YOUR TASK: If a line of the material contains "calendar", copy it.

* * * *

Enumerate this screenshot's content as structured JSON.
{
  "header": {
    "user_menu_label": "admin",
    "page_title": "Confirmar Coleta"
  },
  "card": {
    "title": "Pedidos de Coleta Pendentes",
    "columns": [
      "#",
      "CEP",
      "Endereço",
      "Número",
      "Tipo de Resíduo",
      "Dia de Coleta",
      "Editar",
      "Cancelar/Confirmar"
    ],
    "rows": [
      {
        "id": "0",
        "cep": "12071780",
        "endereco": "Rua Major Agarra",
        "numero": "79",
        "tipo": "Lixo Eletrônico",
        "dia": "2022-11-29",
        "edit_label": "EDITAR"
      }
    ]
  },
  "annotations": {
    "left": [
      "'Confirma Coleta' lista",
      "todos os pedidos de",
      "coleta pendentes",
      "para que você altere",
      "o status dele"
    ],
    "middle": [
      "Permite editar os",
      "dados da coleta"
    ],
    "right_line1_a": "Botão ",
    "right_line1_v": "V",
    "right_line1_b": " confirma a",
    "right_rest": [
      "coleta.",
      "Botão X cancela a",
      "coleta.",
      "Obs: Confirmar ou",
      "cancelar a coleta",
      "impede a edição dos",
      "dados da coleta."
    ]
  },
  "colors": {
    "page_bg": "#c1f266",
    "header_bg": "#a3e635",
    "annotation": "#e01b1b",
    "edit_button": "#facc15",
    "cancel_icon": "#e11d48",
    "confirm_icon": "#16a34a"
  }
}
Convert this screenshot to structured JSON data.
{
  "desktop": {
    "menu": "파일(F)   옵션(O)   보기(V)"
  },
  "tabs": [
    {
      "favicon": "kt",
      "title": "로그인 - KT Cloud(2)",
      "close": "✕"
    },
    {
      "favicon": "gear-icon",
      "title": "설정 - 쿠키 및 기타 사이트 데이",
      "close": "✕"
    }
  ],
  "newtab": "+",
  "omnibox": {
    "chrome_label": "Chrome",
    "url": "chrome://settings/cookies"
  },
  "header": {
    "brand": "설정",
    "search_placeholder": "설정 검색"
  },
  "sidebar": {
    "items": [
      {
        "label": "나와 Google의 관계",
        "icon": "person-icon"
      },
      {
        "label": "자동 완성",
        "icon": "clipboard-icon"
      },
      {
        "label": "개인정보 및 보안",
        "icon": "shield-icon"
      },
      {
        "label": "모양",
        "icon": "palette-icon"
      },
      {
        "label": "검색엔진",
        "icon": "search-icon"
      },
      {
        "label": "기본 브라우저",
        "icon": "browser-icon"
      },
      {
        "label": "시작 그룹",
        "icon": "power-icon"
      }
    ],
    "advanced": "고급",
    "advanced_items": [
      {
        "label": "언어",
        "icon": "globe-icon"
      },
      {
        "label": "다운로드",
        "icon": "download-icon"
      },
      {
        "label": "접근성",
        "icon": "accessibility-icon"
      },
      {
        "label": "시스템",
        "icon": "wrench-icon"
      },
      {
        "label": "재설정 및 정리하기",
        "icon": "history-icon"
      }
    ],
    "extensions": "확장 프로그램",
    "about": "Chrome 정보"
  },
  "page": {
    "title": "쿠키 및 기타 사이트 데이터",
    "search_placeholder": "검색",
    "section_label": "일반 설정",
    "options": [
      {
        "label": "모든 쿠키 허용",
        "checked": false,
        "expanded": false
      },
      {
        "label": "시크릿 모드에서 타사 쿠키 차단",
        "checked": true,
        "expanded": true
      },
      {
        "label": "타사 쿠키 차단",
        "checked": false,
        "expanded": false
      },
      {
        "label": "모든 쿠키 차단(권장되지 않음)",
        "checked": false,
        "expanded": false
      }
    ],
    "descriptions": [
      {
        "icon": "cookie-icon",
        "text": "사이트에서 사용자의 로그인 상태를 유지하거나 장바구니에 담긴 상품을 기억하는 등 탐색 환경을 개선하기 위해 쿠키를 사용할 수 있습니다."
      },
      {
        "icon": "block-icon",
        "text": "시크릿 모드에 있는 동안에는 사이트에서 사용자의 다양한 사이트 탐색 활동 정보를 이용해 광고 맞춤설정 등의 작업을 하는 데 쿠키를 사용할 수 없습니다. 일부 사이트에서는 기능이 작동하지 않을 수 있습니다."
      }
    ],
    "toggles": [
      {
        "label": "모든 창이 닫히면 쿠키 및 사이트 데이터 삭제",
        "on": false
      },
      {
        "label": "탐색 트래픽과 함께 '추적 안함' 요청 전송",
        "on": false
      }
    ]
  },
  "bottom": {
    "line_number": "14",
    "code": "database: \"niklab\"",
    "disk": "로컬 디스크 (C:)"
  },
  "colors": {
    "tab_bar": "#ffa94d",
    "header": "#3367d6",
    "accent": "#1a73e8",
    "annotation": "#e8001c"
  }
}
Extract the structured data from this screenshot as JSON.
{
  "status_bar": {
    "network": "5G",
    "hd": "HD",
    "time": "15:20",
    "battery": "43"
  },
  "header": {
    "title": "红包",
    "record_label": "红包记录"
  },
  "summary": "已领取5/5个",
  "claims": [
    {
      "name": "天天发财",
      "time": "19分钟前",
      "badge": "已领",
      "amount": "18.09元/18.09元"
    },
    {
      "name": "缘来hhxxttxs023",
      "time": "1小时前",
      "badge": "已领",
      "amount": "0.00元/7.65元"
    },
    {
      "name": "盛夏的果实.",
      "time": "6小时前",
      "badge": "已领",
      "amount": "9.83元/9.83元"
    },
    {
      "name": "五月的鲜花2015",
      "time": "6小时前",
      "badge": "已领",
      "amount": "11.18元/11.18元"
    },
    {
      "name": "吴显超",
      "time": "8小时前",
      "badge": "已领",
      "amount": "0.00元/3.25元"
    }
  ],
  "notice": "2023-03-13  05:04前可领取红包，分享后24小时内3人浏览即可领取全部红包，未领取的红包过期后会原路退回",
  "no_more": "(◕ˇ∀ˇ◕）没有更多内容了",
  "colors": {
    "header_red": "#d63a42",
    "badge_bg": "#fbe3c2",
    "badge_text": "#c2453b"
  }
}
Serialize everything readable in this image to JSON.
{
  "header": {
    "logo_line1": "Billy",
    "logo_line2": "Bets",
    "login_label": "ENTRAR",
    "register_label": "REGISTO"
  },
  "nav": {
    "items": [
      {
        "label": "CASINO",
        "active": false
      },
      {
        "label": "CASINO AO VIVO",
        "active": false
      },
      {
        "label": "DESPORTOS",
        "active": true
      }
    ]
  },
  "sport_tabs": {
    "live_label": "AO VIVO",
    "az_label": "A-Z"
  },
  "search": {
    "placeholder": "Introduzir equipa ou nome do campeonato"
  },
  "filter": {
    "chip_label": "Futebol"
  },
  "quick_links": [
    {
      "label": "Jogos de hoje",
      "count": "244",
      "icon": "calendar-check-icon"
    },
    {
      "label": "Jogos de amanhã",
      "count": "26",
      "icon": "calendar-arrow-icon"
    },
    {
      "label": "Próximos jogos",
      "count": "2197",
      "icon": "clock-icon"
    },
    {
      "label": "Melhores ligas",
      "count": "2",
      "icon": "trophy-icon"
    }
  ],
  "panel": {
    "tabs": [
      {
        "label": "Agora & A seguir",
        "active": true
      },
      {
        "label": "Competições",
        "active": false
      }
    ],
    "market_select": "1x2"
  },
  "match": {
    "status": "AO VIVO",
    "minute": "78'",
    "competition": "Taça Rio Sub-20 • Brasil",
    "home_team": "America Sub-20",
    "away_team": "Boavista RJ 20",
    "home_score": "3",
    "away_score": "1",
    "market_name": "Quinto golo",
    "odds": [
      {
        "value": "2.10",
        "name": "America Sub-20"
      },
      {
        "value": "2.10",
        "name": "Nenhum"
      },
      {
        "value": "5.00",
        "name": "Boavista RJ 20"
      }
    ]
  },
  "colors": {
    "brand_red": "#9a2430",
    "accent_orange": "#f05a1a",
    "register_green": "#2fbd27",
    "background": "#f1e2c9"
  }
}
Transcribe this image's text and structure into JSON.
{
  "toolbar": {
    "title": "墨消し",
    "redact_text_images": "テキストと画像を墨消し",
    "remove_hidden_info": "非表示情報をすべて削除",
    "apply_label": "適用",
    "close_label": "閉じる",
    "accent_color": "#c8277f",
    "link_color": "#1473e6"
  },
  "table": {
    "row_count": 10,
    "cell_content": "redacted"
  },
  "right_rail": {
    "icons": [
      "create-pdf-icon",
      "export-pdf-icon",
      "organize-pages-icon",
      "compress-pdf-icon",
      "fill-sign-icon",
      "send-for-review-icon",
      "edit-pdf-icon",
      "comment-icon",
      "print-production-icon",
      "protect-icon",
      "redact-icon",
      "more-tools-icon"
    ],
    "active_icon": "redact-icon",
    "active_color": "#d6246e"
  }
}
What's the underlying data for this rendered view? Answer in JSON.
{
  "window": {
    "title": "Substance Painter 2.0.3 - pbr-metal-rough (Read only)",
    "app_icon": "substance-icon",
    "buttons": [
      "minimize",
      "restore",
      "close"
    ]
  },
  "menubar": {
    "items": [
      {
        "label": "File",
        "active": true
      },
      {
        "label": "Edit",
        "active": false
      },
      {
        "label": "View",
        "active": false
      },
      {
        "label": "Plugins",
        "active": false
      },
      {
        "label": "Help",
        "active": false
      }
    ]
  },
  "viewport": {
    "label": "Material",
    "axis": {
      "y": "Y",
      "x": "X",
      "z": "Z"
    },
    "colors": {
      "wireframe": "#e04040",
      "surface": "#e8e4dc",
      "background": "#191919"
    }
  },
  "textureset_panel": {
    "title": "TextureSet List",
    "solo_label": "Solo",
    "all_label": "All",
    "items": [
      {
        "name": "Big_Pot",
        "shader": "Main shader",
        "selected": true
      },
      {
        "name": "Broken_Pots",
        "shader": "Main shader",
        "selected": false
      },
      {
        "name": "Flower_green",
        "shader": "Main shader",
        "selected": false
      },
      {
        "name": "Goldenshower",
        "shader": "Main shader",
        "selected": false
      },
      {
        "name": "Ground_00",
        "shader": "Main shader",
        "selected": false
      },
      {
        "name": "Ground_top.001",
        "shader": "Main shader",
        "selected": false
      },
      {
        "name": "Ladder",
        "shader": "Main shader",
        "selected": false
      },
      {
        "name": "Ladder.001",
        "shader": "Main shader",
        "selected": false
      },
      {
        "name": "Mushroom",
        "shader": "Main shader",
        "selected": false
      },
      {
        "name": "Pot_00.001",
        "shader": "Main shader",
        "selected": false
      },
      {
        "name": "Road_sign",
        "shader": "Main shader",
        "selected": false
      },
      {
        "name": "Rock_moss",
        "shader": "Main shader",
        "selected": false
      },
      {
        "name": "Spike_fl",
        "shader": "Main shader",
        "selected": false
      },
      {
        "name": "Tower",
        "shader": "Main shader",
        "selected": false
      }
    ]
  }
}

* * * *

EXERCISE SOLUTION:
      "icon": "calendar-check-icon"
      "icon": "calendar-arrow-icon"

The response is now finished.